The first thing we noticed when we got the new sample was that there was no more command and control (C&C) IP address inside the binary. It seems that the operators read our report carefully and decided to make things a little bit harder for us. In this new version the C&C IP address is given as an encrypted command line argument, as shown in the following output:
This new feature implies that we can no longer run the sample by ourselves; our test machines need to be compromised by an embedded device spreading the threat in-the-wild in order to retrieve the C&C IP address. The attentive reader will notice that the IP address shown is in 32-bit integer format.
The purpose of encrypting the IP address here is, if the binary is found alone, useless without the value passed as argument. Also, the value alone makes no sense without the binary having the correct value to decrypt the argument. The value is XORed with a static value as shown in the following code:
To the best of our knowledge, this value has stayed the same over the last few months. Here is a Python snippet to decrypt the C&C 32-bit Integer value:
The network protocol changed but it kept the basis of its protocol and added new layers. Here is a quick look of a packet capture from both samples. By the look of things the main change here is from binary protocol to ASCII printable protocol. In Figure 1, on the left side there is the old network protocol and on the right side there is the new one.

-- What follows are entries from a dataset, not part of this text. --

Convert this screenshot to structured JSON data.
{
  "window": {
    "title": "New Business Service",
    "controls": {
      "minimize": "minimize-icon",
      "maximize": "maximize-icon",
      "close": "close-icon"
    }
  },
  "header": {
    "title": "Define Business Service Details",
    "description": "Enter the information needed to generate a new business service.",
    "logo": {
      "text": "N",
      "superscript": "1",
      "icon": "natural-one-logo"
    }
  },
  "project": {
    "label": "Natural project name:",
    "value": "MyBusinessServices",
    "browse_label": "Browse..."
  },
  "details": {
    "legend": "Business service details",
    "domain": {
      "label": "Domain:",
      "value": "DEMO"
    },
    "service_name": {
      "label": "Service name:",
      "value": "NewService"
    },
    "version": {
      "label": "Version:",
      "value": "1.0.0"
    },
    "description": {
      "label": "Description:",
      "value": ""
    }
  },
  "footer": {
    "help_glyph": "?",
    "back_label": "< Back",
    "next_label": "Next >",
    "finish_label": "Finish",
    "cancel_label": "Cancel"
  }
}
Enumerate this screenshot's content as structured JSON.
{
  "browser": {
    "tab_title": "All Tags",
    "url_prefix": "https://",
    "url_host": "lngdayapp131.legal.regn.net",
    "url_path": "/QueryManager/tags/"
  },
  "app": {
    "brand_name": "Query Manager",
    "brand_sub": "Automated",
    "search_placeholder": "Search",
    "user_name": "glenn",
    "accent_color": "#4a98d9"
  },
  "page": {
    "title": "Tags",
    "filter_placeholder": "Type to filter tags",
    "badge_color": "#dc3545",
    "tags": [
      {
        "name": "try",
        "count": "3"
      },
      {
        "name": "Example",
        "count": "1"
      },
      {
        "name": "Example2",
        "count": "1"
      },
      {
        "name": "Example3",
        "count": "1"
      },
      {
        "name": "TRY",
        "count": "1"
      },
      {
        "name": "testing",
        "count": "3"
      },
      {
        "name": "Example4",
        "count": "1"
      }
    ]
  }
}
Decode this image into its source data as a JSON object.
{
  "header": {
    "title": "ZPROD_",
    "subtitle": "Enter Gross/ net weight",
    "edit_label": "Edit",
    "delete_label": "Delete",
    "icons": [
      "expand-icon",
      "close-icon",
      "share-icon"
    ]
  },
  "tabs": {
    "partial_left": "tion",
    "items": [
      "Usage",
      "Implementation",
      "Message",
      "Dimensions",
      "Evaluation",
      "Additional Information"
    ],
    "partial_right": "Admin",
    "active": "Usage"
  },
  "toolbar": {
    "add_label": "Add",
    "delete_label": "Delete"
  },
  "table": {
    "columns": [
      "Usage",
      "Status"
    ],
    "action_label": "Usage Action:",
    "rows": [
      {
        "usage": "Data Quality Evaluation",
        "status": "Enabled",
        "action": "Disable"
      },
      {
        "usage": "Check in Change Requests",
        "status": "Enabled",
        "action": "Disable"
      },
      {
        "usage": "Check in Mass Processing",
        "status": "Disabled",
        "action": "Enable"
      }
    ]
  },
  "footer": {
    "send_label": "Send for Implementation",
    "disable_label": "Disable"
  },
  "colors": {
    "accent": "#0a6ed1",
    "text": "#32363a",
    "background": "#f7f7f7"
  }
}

In the old sample the configuration was sent by the C&C server to the malware, and contains various fields like bits field to determine what feature to enable, IP address fields, whitelist list field and password list field. These fields are still present in the new version, but separated in three keys (see Table 1). The operator uses the Cookie: and Set-Cookie: HTTP headers to send these config fields. This config is encrypted by a simple XOR loop like in the first version but it’s also encoded in order to be printable in the HTTP headers thanks to the following function:
Table 1 (key-value table) summarizes the main configuration of Moose v.2:
|PHPSESSID||main config (local/external scan, sniffer, kill process)|
The PHPSESSID key contains the encrypted value of bit fields that allow to enable or disable some features on Moose (local/external scan, sniffer, kill process). The LP key contains the password list. Linux/Moose still tries to spread itself by bruteforcing Telnet credentials. There was a big change in this list, from around 300 logins and passwords in 2015 versus around 10 in 2016. See below:
The WL key contains the whitelist list. Again the list was shorted from 50 to 10 IP addresses. These IP addresses are in the IoC section. Linux/Moose still has the ability to run a proxy service by listening on TCP port 20012. The previous variant used to listen on port 10073. The proxy feature allows IP addresses from the whitelist to interact with the malware.
Linux/Moose’s authors have clearly done a lot of work to stay under the radar with the new version by hiding its C&C server location more effectively and changing the network protocol. By doing this, Moose avoids the Indicators of Compromise (IoCs) released with ESET’s 2015 whitepaper. Shortening the whitelist and password list shows a more delicate approach with Moose. Still, some misleading traces are inside the binary like the fake domain www.challpok.cn found in cleartext in the list of strings or even filenames that can correspond to bitcoinminer or DDoS malware. Linux/Moose stays exclusively a memory-resident threat; rebooting the embedded device will end its execution.
version 0x1F (31)
version 0x20 (32)
version 0x21 (33)
version 0x22 (34)
Primary C&C servers
Moose’s IoCs are also available and updated on ESET’s malware-ioc Github repository.
Author Editor, ESET